Children’s Hospital of Philadelphia physician-scientist receives outstanding honor in medicine for work in cell and gene therapy
Credit: Children’s Hospital of Philadelphia
Stephan Grupp, MD, PhD, Chief of the Cell Therapy and Transplant Section in the Division of Oncology and Director of the Cancer Immunotherapy Program at Children’s Hospital of Philadelphia (CHOP), and Professor of Pediatrics at the Perelman School of Medicine at the University of Pennsylvania, has been elected into the National Academy of Medicine (NAM), effective October 1, 2019.
Members of the NAM annually select a number of professionals to honor exceptional achievements in health and medicine. Grupp was recognized for “pioneering the development of an entirely novel therapy for acute lymphoblastic leukemia (ALL), and leading the first global engineered cell therapy trial that demonstrated effective sustained ALL remissions, making him a leader in cancer immunotherapy.”
“It is an incredible honor to take a seat at this table at the time cellular and gene therapies are advancing to the fore,” said Grupp. “New fields of medicine are being invented in front of our eyes. For children with fatal cancers, the urgency has always been there. Now, we can truly accelerate cures. From successfully treating our first patient with incurable acute lymphoblastic leukemia, Emily Whitehead, with the cellular gene therapy CAR T, to the first-ever US Food and Drug Administration approval of the CAR T therapy tisagenlecleucel in five short years, is an unprecedented trajectory. It is an amazing opportunity to join this distinguished group of clinicians and researchers to coach, cheer and continue to push hard to advance these new approaches.”

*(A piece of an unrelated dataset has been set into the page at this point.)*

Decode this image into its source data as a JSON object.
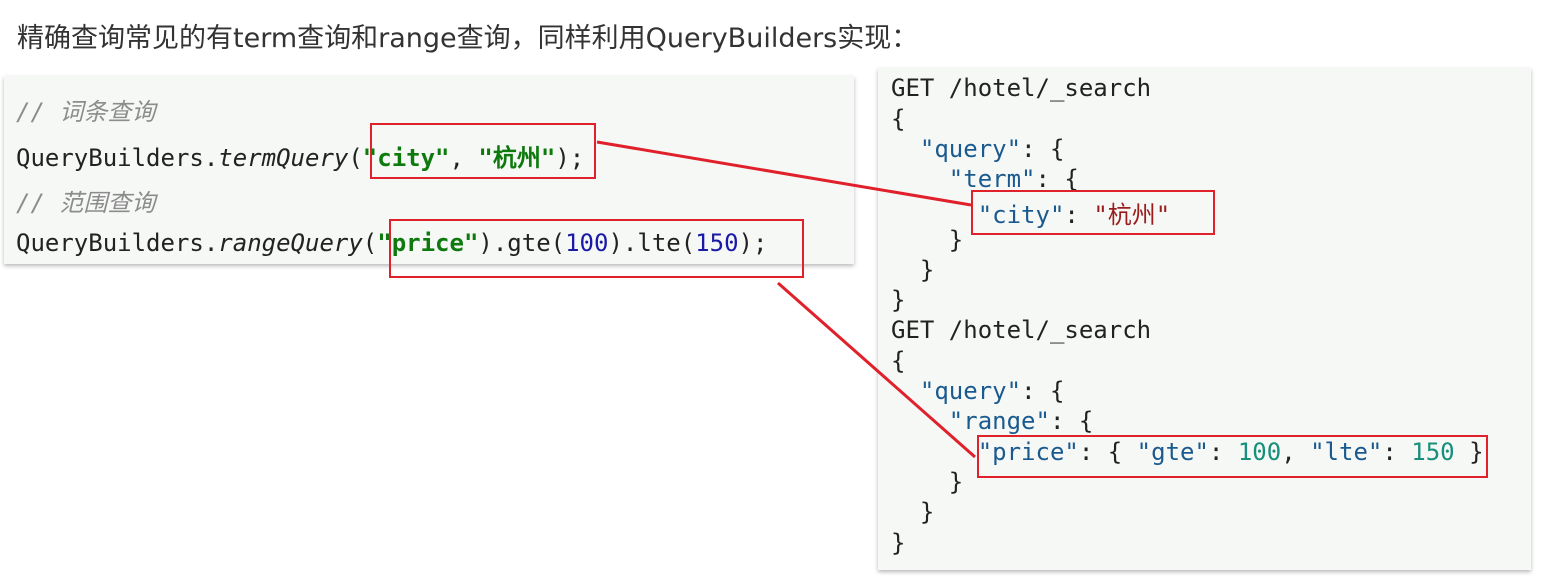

“As the leader of our Cancer Immunotherapy team, Dr. Grupp was essentially on call 24/7, for five years, leading global clinical trials of CAR T-cell therapy, said Joseph W. St. Geme, MD, Physician-in-Chief and Chairman of the Department of Pediatrics at Children’s Hospital of Philadelphia. “There are few among us who know the tremendous time commitment, bravery, and unwavering belief in better outcomes for children it requires to do what he has done. We echo the sentiment of his colleagues, our families, and young patients given another chance at life in saying he is highly deserving of this recognition.”
Grupp has been an attending physician and oncology researcher at CHOP since 1996, after earning his MD and a PhD in Immunology from the University of Cincinnati. He completed his clinical training in pediatrics and pediatric hematology/oncology at Boston Children’s Hospital, Dana Farber Cancer Institute, and Harvard Medical School, performing postdoctoral research in immunology at Harvard. He is the recipient of a Drake Medal, the highest honor bestowed by the University of Cincinnati School of Medicine, and a 2018 recipient of the William Osler Patient Oriented Research Award, part of the Penn Medicine Awards of Excellence.
His outstanding contribution to oncology is in the clinical development of chimeric antigen receptor (CAR) T-cell therapy for relapsed and refractory acute lymphoblastic leukemia in children and young adults. Collaborating with Dr. Carl June’s team at the University of Pennsylvania, Grupp’s lab did many of the preclinical in vivo studies, and then developed the first pediatric trial and treated the first pediatric patient at CHOP with CAR T-cell therapy in 2012.
Grupp joins another CHOP faculty member and gene therapy expert, Beverly L. Davidson, PhD, Chief Scientific Strategy Officer and Director of the Raymond G. Perelman Center for Cellular and Molecular Therapeutics, also elected this year to the NAM.
“CHOP has the brightest minds in cellular and gene therapy under one roof, coupled with unparalleled experience with the first-to-market approved gene therapies, and our unique infrastructure makes it possible to deliver these therapies, said Bryan Wolf, MD, PhD, Executive Vice President, Children’s Hospital of Philadelphia, and Chief Scientific Officer at the Children’s Hospital of Philadelphia Research Institute. “All of this powers our pediatric research hospital to aggressively pursue and lead treatment breakthroughs. Dr. Davidson’s and Dr. Grupp’s elections to the National Academy of Medicine are very well deserved.”
Since 1970, the NAM has annually elected exceptional individuals for outstanding contributions to health and medicine. This year 100 new members have been chosen for this prestigious honor.
New members will be formally welcomed to the NAM during next year’s annual meeting, which is also the NAM’s 50th Anniversary, scheduled for October 2020.
Children’s Hospital of Philadelphia was founded in 1855 as the nation’s first pediatric hospital. Through its long-standing commitment to providing exceptional patient care, training new generations of pediatric healthcare professionals and pioneering major research initiatives, Children’s Hospital has fostered many discoveries that have benefited children worldwide. Its pediatric research program is among the largest in the country. In addition, its unique family-centered care and public service programs have brought the 564-bed hospital recognition as a leading advocate for children and adolescents. For more information, visit http://www.